Janet Yellen’s nomination for the Fed chairmanship is a significant mark in the history of female central bankery – mainly because there isn’t much of a history.
As Claire Jones, the FT’s economics reporter, points out: advanced economy central banks are severely lacking in female representation in their upper echelons.
In other markets, however, women have more of a presence in monetary policy. Outside of advanced economies, the list of women at the head of central banks is longer than the list of women on the ECB governing council (0).

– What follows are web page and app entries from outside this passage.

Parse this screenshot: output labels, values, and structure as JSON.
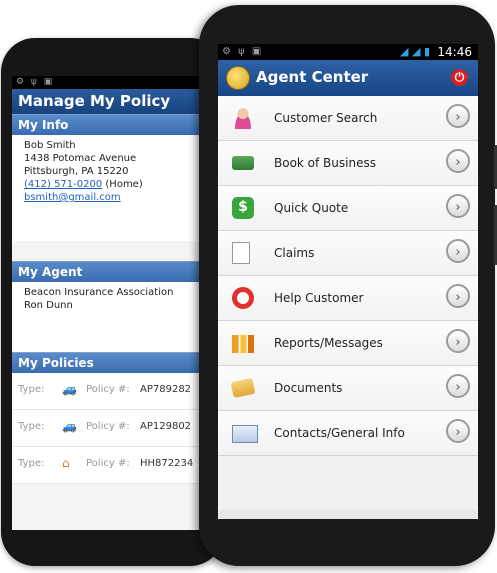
{
  "back": {
    "title": "Manage My Policy",
    "my_info": {
      "heading": "My Info",
      "name": "Bob Smith",
      "address1": "1438 Potomac Avenue",
      "address2": "Pittsburgh, PA 15220",
      "phone": "(412) 571-0200",
      "phone_type": "(Home)",
      "email": "bsmith@gmail.com"
    },
    "my_agent": {
      "heading": "My Agent",
      "company": "Beacon Insurance Association",
      "name": "Ron Dunn"
    },
    "my_policies": {
      "heading": "My Policies",
      "type_label": "Type:",
      "policy_label": "Policy #:",
      "rows": [
        {
          "icon": "car-icon",
          "number": "AP789282"
        },
        {
          "icon": "car-icon",
          "number": "AP129802"
        },
        {
          "icon": "house-icon",
          "number": "HH872234"
        }
      ]
    }
  },
  "front": {
    "time": "14:46",
    "title": "Agent Center",
    "menu": [
      {
        "label": "Customer Search",
        "icon": "person-icon"
      },
      {
        "label": "Book of Business",
        "icon": "money-icon"
      },
      {
        "label": "Quick Quote",
        "icon": "quote-icon"
      },
      {
        "label": "Claims",
        "icon": "claims-icon"
      },
      {
        "label": "Help Customer",
        "icon": "lifebuoy-icon"
      },
      {
        "label": "Reports/Messages",
        "icon": "bar-chart-icon"
      },
      {
        "label": "Documents",
        "icon": "documents-icon"
      },
      {
        "label": "Contacts/General Info",
        "icon": "contact-card-icon"
      }
    ],
    "chevron": "›"
  }
}
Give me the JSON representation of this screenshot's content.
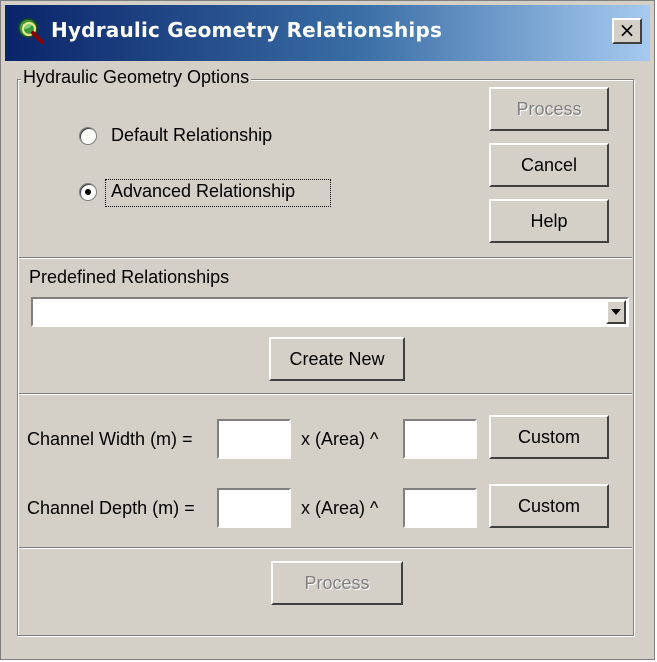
{
  "window": {
    "title": "Hydraulic Geometry Relationships",
    "close_label": "×",
    "app_icon": "globe-magnifier-icon"
  },
  "options_group": {
    "label": "Hydraulic Geometry Options",
    "default_label": "Default Relationship",
    "advanced_label": "Advanced Relationship",
    "selected": "advanced"
  },
  "buttons": {
    "process_top": "Process",
    "cancel": "Cancel",
    "help": "Help",
    "create_new": "Create New",
    "custom_width": "Custom",
    "custom_depth": "Custom",
    "process_bottom": "Process"
  },
  "predefined": {
    "label": "Predefined Relationships",
    "selected_value": ""
  },
  "width_row": {
    "label": "Channel Width (m) =",
    "middle_label": "x (Area) ^",
    "coefficient": "",
    "exponent": ""
  },
  "depth_row": {
    "label": "Channel Depth (m) =",
    "middle_label": "x (Area) ^",
    "coefficient": "",
    "exponent": ""
  },
  "colors": {
    "face": "#d4d0c8",
    "title_start": "#0a246a",
    "title_end": "#a6caf0",
    "disabled_text": "#808080"
  }
}
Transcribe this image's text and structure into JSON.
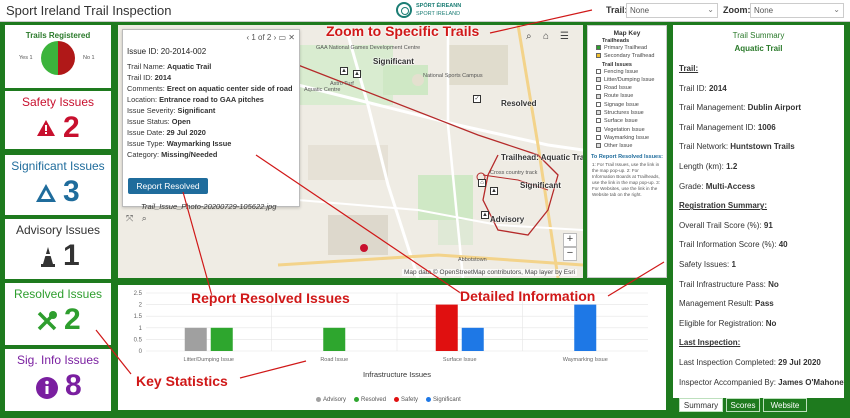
{
  "header": {
    "title": "Sport Ireland Trail Inspection",
    "brand_line1": "SPÓRT ÉIREANN",
    "brand_line2": "SPORT IRELAND",
    "trail_label": "Trail:",
    "trail_value": "None",
    "zoom_label": "Zoom:",
    "zoom_value": "None"
  },
  "cards": {
    "registered": {
      "title": "Trails Registered",
      "yes_label": "Yes 1",
      "no_label": "No 1"
    },
    "safety": {
      "title": "Safety Issues",
      "value": "2",
      "color": "#c8102e"
    },
    "significant": {
      "title": "Significant Issues",
      "value": "3",
      "color": "#1f6c9c"
    },
    "advisory": {
      "title": "Advisory Issues",
      "value": "1",
      "color": "#333333"
    },
    "resolved": {
      "title": "Resolved Issues",
      "value": "2",
      "color": "#2e9e2e"
    },
    "info": {
      "title": "Sig. Info Issues",
      "value": "8",
      "color": "#7a1fa0"
    }
  },
  "popup": {
    "title": "Issue ID: 20-2014-002",
    "nav": "1 of 2",
    "rows": [
      {
        "label": "Trail Name: ",
        "value": "Aquatic Trail"
      },
      {
        "label": "Trail ID: ",
        "value": "2014"
      },
      {
        "label": "Comments: ",
        "value": "Erect on aquatic center side of road"
      },
      {
        "label": "Location: ",
        "value": "Entrance road to GAA pitches"
      },
      {
        "label": "Issue Severity: ",
        "value": "Significant"
      },
      {
        "label": "Issue Status: ",
        "value": "Open"
      },
      {
        "label": "Issue Date: ",
        "value": "29 Jul 2020"
      },
      {
        "label": "Issue Type: ",
        "value": "Waymarking Issue"
      },
      {
        "label": "Category: ",
        "value": "Missing/Needed"
      }
    ],
    "report_button": "Report Resolved",
    "photo": "Trail_Issue_Photo-20200729-105622.jpg"
  },
  "map": {
    "labels": [
      "Significant",
      "Resolved",
      "Trailhead: Aquatic Trail",
      "Significant",
      "Advisory"
    ],
    "places": [
      "GAA National Games Development Centre",
      "Astro Turf",
      "Aquatic Centre",
      "National Sports Campus",
      "Abbotstown",
      "Cross country track"
    ],
    "attribution": "Map data © OpenStreetMap contributors, Map layer by Esri",
    "zoom_in": "+",
    "zoom_out": "−"
  },
  "mapkey": {
    "title": "Map Key",
    "trailheads_heading": "Trailheads",
    "trailheads": [
      "Primary Trailhead",
      "Secondary Trailhead"
    ],
    "issues_heading": "Trail Issues",
    "issues": [
      "Fencing Issue",
      "Litter/Dumping Issue",
      "Road Issue",
      "Route Issue",
      "Signage Issue",
      "Structures Issue",
      "Surface Issue",
      "Vegetation Issue",
      "Waymarking Issue",
      "Other Issue"
    ],
    "report_heading": "To Report Resolved Issues:",
    "report_text": "1: For Trail Issues, use the link in the map pop-up. 2: For Information Boards at Trailheads, use the link in the map pop-up. 3: For Websites, use the link in the Website tab on the right."
  },
  "chart_data": {
    "type": "bar",
    "title": "",
    "xlabel": "Infrastructure Issues",
    "ylabel": "",
    "ylim": [
      0,
      2.5
    ],
    "yticks": [
      "0",
      "0.5",
      "1",
      "1.5",
      "2",
      "2.5"
    ],
    "categories": [
      "Litter/Dumping Issue",
      "Road Issue",
      "Surface Issue",
      "Waymarking Issue"
    ],
    "series": [
      {
        "name": "Advisory",
        "color": "#a0a0a0",
        "values": [
          1,
          0,
          0,
          0
        ]
      },
      {
        "name": "Resolved",
        "color": "#2ea62e",
        "values": [
          1,
          1,
          0,
          0
        ]
      },
      {
        "name": "Safety",
        "color": "#e01010",
        "values": [
          0,
          0,
          2,
          0
        ]
      },
      {
        "name": "Significant",
        "color": "#1e78e6",
        "values": [
          0,
          0,
          1,
          2
        ]
      }
    ],
    "grid": true,
    "legend": "bottom"
  },
  "summary": {
    "heading": "Trail Summary",
    "trail_name": "Aquatic Trail",
    "lines": [
      {
        "type": "section",
        "label": "Trail:"
      },
      {
        "label": "Trail ID: ",
        "value": "2014"
      },
      {
        "label": "Trail Management: ",
        "value": "Dublin Airport"
      },
      {
        "label": "Trail Management ID: ",
        "value": "1006"
      },
      {
        "label": "Trail Network: ",
        "value": "Huntstown Trails"
      },
      {
        "label": "Length (km): ",
        "value": "1.2"
      },
      {
        "label": "Grade: ",
        "value": "Multi-Access"
      },
      {
        "type": "section",
        "label": "Registration Summary:"
      },
      {
        "label": "Overall Trail Score (%): ",
        "value": "91"
      },
      {
        "label": "Trail Information Score (%): ",
        "value": "40"
      },
      {
        "label": "Safety Issues: ",
        "value": "1"
      },
      {
        "label": "Trail Infrastructure Pass: ",
        "value": "No"
      },
      {
        "label": "Management Result: ",
        "value": "Pass"
      },
      {
        "label": "Eligible for Registration: ",
        "value": "No"
      },
      {
        "type": "section",
        "label": "Last Inspection:"
      },
      {
        "label": "Last Inspection Completed: ",
        "value": "29 Jul 2020"
      },
      {
        "label": "Inspector Accompanied By: ",
        "value": "James O'Mahoney"
      }
    ]
  },
  "tabs": [
    "Summary",
    "Scores",
    "Website"
  ],
  "annotations": {
    "zoom": "Zoom to Specific Trails",
    "report": "Report Resolved Issues",
    "detailed": "Detailed Information",
    "key_stats": "Key Statistics"
  }
}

South Africa: Gill Marcus spent time in the UK as her parents were anti-apartheid activists in South Africa. She joined the ANC and worked for its department of information and publicity, then returned to South Africa after the ANC ban was lifted. She was appointed deputy minister of finance in 1996 and became deputy governor of the South African Reserve bank in 1999. After a few years working outside the central bank system, she was appointed governor in November 2009. In 2010 she said, “Developing countries are more conscious of women’s emancipation – we’ve all got better statistics in relation to gender than in the developed world.“ Read more